> _REQUIREMENT_: Among the records below, how many lines contain the word "location"? The answer is a single number.

[App and web page records]
———
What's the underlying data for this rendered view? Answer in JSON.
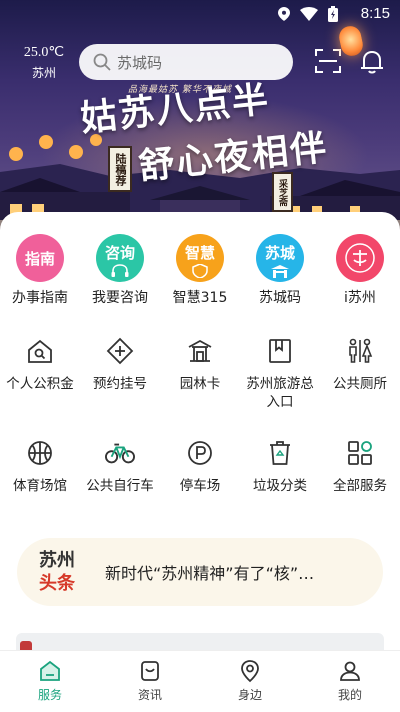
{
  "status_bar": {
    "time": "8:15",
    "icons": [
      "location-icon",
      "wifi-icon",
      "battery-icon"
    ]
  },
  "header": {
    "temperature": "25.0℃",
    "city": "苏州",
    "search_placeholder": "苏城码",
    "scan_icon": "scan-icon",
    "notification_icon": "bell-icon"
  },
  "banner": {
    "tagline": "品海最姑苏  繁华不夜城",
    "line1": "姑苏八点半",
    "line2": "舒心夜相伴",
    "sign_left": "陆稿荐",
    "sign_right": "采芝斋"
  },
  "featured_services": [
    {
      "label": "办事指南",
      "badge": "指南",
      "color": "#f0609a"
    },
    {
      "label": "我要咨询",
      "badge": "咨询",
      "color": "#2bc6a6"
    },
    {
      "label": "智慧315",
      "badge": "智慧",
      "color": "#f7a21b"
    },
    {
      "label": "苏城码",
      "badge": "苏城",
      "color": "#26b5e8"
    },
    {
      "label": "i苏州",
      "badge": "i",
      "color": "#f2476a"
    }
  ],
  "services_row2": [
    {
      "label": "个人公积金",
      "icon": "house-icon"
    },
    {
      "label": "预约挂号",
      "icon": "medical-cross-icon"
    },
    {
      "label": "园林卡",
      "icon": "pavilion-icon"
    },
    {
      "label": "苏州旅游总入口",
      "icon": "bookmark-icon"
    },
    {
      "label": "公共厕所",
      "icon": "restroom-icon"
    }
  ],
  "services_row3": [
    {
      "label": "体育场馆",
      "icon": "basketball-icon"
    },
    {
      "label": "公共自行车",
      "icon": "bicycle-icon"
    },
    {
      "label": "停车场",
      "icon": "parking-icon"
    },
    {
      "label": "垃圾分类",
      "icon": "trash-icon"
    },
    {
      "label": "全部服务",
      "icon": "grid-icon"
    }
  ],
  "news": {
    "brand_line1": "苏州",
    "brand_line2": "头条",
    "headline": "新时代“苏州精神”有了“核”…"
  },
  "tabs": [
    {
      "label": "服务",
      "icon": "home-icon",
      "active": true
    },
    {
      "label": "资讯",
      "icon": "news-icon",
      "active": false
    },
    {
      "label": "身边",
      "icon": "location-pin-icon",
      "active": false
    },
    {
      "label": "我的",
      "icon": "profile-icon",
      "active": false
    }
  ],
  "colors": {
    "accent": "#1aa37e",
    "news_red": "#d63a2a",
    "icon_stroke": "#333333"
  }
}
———
> _WRITTEN ANSWER_: 2